"Ken," he gasped in between strokes.
"I'm a doctor," I said, "Let me do this. A son should not have to do this for his father."
We changed places, and I continued the chest compression as the fireman breathed for the old man. One, two, three, four, five...Come on! Breathe! Still no pulse. Please! Breathe! One, two, three, four, five. Help, God! From out of my foxhole I call unto Thee. One, two, three, four, five. Breathe! All right, if you won't breathe, just say so, and I'll go. I have a rehearsal. Elijah. One, two, three, four five. Breathe!
And Elijah steps forth--not from the dry text of Kings, but from the vivid color pages of a child's comic book, "Tales from the Old Testament." A woman dashes from her house and calls to the prophet passing her door, "My child is dead!" The prophet enters the house, prays to God, bends over the lifeless child, and breathes the breath of life into him. And the child lived.
Help, God! Help, Elijah! Help this old zayde!
As the Rescue Squad arrived, the man's gray turned
to pink, and he began to breathe on his own, and a pulse became visible in
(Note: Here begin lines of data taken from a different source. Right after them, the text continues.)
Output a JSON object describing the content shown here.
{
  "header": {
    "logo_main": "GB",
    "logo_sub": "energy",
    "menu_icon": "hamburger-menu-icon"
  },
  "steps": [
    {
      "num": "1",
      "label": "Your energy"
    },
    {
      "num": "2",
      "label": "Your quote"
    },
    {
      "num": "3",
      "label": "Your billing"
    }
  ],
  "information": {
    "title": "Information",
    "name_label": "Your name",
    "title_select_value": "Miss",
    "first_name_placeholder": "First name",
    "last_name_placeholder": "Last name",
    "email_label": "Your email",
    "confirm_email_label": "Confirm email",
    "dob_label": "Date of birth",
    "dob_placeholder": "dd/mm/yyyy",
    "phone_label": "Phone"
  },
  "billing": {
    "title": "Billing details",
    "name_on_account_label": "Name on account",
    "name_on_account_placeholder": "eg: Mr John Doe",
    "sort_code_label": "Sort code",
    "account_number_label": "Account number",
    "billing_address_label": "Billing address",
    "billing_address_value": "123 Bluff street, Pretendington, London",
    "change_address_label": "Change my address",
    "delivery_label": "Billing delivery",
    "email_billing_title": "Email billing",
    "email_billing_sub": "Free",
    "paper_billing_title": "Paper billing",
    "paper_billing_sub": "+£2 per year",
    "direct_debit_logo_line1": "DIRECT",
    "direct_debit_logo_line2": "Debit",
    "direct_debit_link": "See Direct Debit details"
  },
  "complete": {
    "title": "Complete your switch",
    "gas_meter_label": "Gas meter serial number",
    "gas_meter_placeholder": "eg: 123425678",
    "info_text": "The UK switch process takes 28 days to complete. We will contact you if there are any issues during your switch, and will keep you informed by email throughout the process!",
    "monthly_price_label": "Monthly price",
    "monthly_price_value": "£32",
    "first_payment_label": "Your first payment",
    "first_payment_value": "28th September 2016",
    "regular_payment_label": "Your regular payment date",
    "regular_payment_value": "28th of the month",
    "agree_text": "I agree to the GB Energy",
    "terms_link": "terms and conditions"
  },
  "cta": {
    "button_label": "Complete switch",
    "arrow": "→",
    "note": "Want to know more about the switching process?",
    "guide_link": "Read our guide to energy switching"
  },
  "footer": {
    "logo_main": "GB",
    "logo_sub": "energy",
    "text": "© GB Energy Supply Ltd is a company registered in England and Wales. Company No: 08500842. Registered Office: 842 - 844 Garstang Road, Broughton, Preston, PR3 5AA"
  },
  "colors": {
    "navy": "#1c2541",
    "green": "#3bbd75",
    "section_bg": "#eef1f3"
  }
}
his neck. A cardiac monitor was hooked up, and an intravenous drip begun.
The younger man gazed at the tracing on the oscilloscope. "It's an agonal
rhythm," he pronounced, "Probably ventricular tachycardia."
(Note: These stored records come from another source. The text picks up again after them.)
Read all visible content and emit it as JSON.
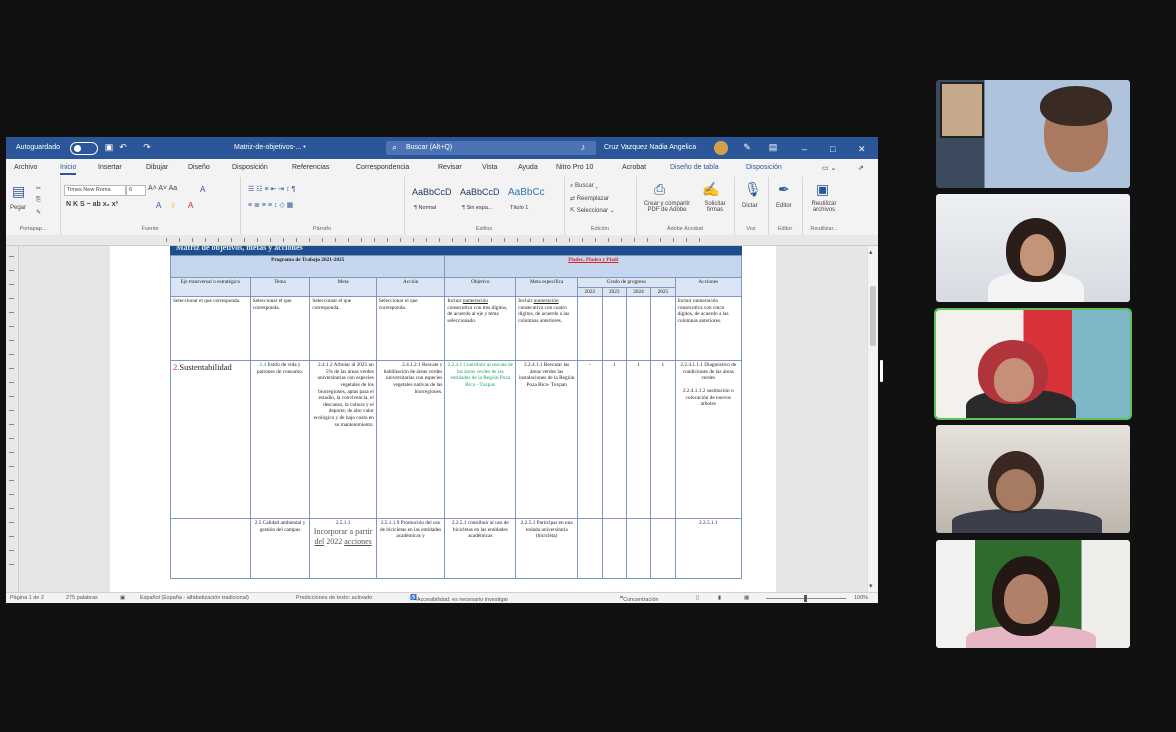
{
  "word": {
    "autosave_label": "Autoguardado",
    "doc_title": "Matriz-de-objetivos-... •",
    "search_placeholder": "Buscar (Alt+Q)",
    "user_name": "Cruz Vazquez Nadia Angelica",
    "menu": [
      "Archivo",
      "Inicio",
      "Insertar",
      "Dibujar",
      "Diseño",
      "Disposición",
      "Referencias",
      "Correspondencia",
      "Revisar",
      "Vista",
      "Ayuda",
      "Nitro Pro 10",
      "Acrobat",
      "Diseño de tabla",
      "Disposición"
    ],
    "ribbon": {
      "paste": "Pegar",
      "clipboard": "Portapap...",
      "font_name": "Times New Roma",
      "font_size": "6",
      "font_group": "Fuente",
      "paragraph_group": "Párrafo",
      "styles": [
        {
          "preview": "AaBbCcD",
          "name": "¶ Normal"
        },
        {
          "preview": "AaBbCcD",
          "name": "¶ Sin espa..."
        },
        {
          "preview": "AaBbCc",
          "name": "Título 1"
        }
      ],
      "styles_group": "Estilos",
      "find": "Buscar",
      "replace": "Reemplazar",
      "select": "Seleccionar",
      "edit_group": "Edición",
      "create_pdf": "Crear y compartir PDF de Adobe",
      "request_sign": "Solicitar firmas",
      "adobe_group": "Adobe Acrobat",
      "dictate": "Dictar",
      "voice_group": "Voz",
      "editor": "Editor",
      "editor_group": "Editor",
      "reuse": "Reutilizar archivos",
      "reuse_group": "Reutilizar..."
    },
    "status": {
      "page": "Página 1 de 2",
      "words": "275 palabras",
      "lang": "Español (España - alfabetización tradicional)",
      "predictions": "Predicciones de texto: activado",
      "accessibility": "Accesibilidad: es necesario investigar",
      "focus": "Concentración",
      "zoom": "100%"
    },
    "document": {
      "title": "Matriz de objetivos, metas y acciones",
      "program_header": "Programa de Trabajo 2021-2025",
      "plan_header": "Pladec, Pladea y Pladi",
      "cols": [
        "Eje transversal o estratégico",
        "Tema",
        "Meta",
        "Acción",
        "Objetivo",
        "Meta específica",
        "Grado de progreso",
        "Acciones"
      ],
      "years": [
        "2022",
        "2023",
        "2024",
        "2025"
      ],
      "row1": {
        "eje": "Seleccionar el que corresponda.",
        "tema": "Seleccionar el que corresponda.",
        "meta": "Seleccionar el que corresponda.",
        "accion": "Seleccionar el que corresponda.",
        "objetivo_a": "Incluir ",
        "objetivo_ul": "numeración",
        "objetivo_b": " consecutiva con tres dígitos, de acuerdo al eje y tema seleccionado.",
        "meta_esp_a": "Incluir ",
        "meta_esp_ul": "numeración",
        "meta_esp_b": " consecutiva con cuatro dígitos, de acuerdo a las columnas anteriores.",
        "acciones": "Incluir numeración consecutiva con cinco dígitos, de acuerdo a las columnas anteriores."
      },
      "row2": {
        "eje_num": "2.",
        "eje_text": "Sustentabilidad",
        "tema_num": "2.4",
        "tema_text": " Estilo de vida y patrones de consumo.",
        "meta": "2.4.1.2 Arbolar al 2025 un 5% de las áreas verdes universitarias con especies vegetales de los biorregiones, aptas para el estudio, la convivencia, el descanso, la cultura y el deporte, de alto valor ecológico y de bajo costo en su mantenimiento.",
        "accion": "2.4.1.2.1 Rescate y habilitación de áreas verdes universitarias con especies vegetales nativas de las biorregiones.",
        "objetivo": "2.2.4.1 Contribuir al rescate de las áreas verdes de las entidades de la Región Poza Rica - Tuxpan",
        "meta_esp": "2.2.4.1.1 Rescatar las áreas verdes las instalaciones de la Región Poza Rica- Tuxpan",
        "p2022": "-",
        "p2023": "1",
        "p2024": "1",
        "p2025": "1",
        "acciones_a": "2.2.4.1.1.1 Diagnóstico de condiciones de las áreas verdes",
        "acciones_b": "2.2.4.1.1.2 sustitución o colocación de nuevos árboles"
      },
      "row3": {
        "tema": "2.5 Calidad ambiental y gestión del campus",
        "meta_num": "2.5.1.1",
        "meta_a": "Incorporar a partir ",
        "meta_ul1": "del",
        "meta_b": " 2022 ",
        "meta_ul2": "acciones",
        "accion": "2.5.1.1.9 Promoción del uso de bicicletas en las entidades académicas y",
        "objetivo": "2.2.5.1 contribuir al uso de bicicletas en las entidades académicas",
        "meta_esp": "2.2.5.1 Participar en una rodada universitaria (bicicleta)",
        "acciones": "2.2.5.1.1"
      }
    }
  },
  "colors": {
    "word_blue": "#2b579a",
    "table_border": "#7f98c2",
    "header_fill": "#c5d6ee",
    "active_speaker": "#5cc45a"
  }
}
"Are you a doctor?" I asked.
"Yes, I'm a cardiologist. My father is visiting from Israel."
I laughed. "You better take over. I'm a psychiatrist. We'll deal with your trauma later."
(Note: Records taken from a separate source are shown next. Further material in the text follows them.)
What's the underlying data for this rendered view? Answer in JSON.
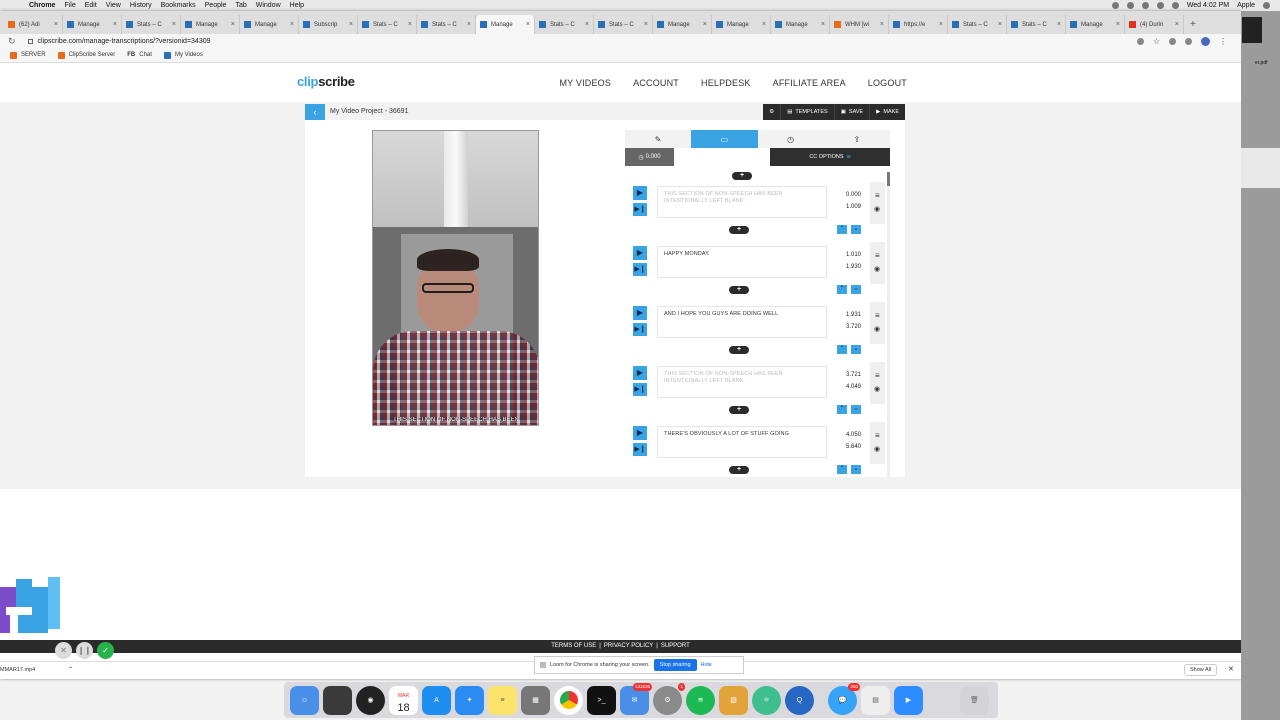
{
  "menubar": {
    "app": "Chrome",
    "items": [
      "File",
      "Edit",
      "View",
      "History",
      "Bookmarks",
      "People",
      "Tab",
      "Window",
      "Help"
    ],
    "clock": "Wed 4:02 PM",
    "user": "Apple"
  },
  "browser": {
    "tabs": [
      {
        "label": "(62) Adi",
        "fav": "orange"
      },
      {
        "label": "Manage",
        "fav": "blue"
      },
      {
        "label": "Stats – C",
        "fav": "blue"
      },
      {
        "label": "Manage",
        "fav": "blue"
      },
      {
        "label": "Manage",
        "fav": "blue"
      },
      {
        "label": "Subscrip",
        "fav": "blue"
      },
      {
        "label": "Stats – C",
        "fav": "blue"
      },
      {
        "label": "Stats – C",
        "fav": "blue"
      },
      {
        "label": "Manage",
        "fav": "blue",
        "active": true
      },
      {
        "label": "Stats – C",
        "fav": "blue"
      },
      {
        "label": "Stats – C",
        "fav": "blue"
      },
      {
        "label": "Manage",
        "fav": "blue"
      },
      {
        "label": "Manage",
        "fav": "blue"
      },
      {
        "label": "Manage",
        "fav": "blue"
      },
      {
        "label": "WHM [wi",
        "fav": "orange"
      },
      {
        "label": "https://e",
        "fav": "blue"
      },
      {
        "label": "Stats – C",
        "fav": "blue"
      },
      {
        "label": "Stats – C",
        "fav": "blue"
      },
      {
        "label": "Manage",
        "fav": "blue"
      },
      {
        "label": "(4) Durin",
        "fav": "red"
      }
    ],
    "url": "clipscribe.com/manage-transcriptions/?versionid=34309",
    "bookmarks": [
      {
        "label": "SERVER",
        "icon": "orange"
      },
      {
        "label": "ClipScribe Server",
        "icon": "orange"
      },
      {
        "label": "Chat",
        "icon": "fb",
        "prefix": "FB"
      },
      {
        "label": "My Videos",
        "icon": "blue"
      }
    ]
  },
  "site": {
    "logo_a": "clip",
    "logo_b": "scribe",
    "nav": [
      "MY VIDEOS",
      "ACCOUNT",
      "HELPDESK",
      "AFFILIATE AREA",
      "LOGOUT"
    ],
    "project_title": "My Video Project - 36691",
    "actions": {
      "templates": "TEMPLATES",
      "save": "SAVE",
      "make": "MAKE"
    },
    "video_caption": "THIS SECTION OF NON-SPEECH HAS BEEN",
    "panel": {
      "time": "0.000",
      "cc_options": "CC OPTIONS"
    },
    "segments": [
      {
        "text": "THIS SECTION OF NON-SPEECH HAS BEEN INTENTIONALLY LEFT BLANK.",
        "start": "0.000",
        "end": "1.009",
        "muted": true
      },
      {
        "text": "HAPPY MONDAY.",
        "start": "1.010",
        "end": "1.930",
        "muted": false
      },
      {
        "text": "AND I HOPE YOU GUYS ARE DOING WELL",
        "start": "1.931",
        "end": "3.720",
        "muted": false
      },
      {
        "text": "THIS SECTION OF NON-SPEECH HAS BEEN INTENTIONALLY LEFT BLANK.",
        "start": "3.721",
        "end": "4.049",
        "muted": true
      },
      {
        "text": "THERE'S OBVIOUSLY A LOT OF STUFF GOING",
        "start": "4.050",
        "end": "5.640",
        "muted": false
      }
    ],
    "footer": [
      "TERMS OF USE",
      "PRIVACY POLICY",
      "SUPPORT"
    ]
  },
  "loom": {
    "message": "Loom for Chrome is sharing your screen.",
    "stop": "Stop sharing",
    "hide": "Hide"
  },
  "downloads": {
    "file": "MMAR17.mp4",
    "show_all": "Show All"
  },
  "bg_window": {
    "label": "er.pdf"
  },
  "dock": {
    "calendar_month": "MAR",
    "calendar_day": "18",
    "badges": {
      "mail": "131536",
      "prefs": "1",
      "messages": "250"
    }
  },
  "colors": {
    "accent": "#3aa3e3",
    "dark": "#2b2b2b",
    "loom_green": "#2ab24a"
  }
}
His orders were crisp and direct: "Xylocaine 50 milligrams push, and in the drip, as well. Two more ampules of bicarbonate."
The old man's heart rhythm stabilized, and his breathing became regular and deep. The Rescue Squad rushed him to the hospital. The firemen left in their chariot of fire. After some brief words of comfort and reassurance to the family, I said to the old woman, "I must go to my rehearsal. I sing in a choir. We sing about Eliyahu Hanavi.
"M'haye hametim!" she responded, "The reviver of the dead!"
As I entered the church, the chorale was
beginning the opening chorus: "Help, Lord!" I slid into my place in the bass
section. The others moved aside, and I became aware that I was covered with
sweat. Many times I had protested to my wife, when she would complain that
it was permitted to use deodorant more than once a day, that it was "the odor
of life." Now, it was true.
We skipped ahead to Elijah's confrontation with the prophets of Baal, pronounced by the conductor as "the prophets of Bale." I had an image of Elijah with a pitchfork, tossing bales of hay onto the altar.
We finished with a serene chorus, "He watching over Israel slumbers not nor sleeps--Shomer Yisrael lo yanum v'lo yishan." The tightness in my throat made singing difficult.
Two weeks later, some friends and I stood in my driveway, preparing to bicycle to Boston. It was Easter Sunday, and the warm south wind promised an easy trip. The old woman passed by. "How is your husband?" I asked.
"Hiney hu ba--here he comes," she answered. The old man approached, and his wife introduced us.
"We've met before," I said, "But probably
you don't remember."
"I was elsewhere at the time," he answered.
It’s’ a special day today," I laughed, "For those who have returned from the dead.”
“Yes,” he answered, “It’s a beautiful day.”
Michael Ingall is a psychiatrist and would-be choral singer
in Rhode Island.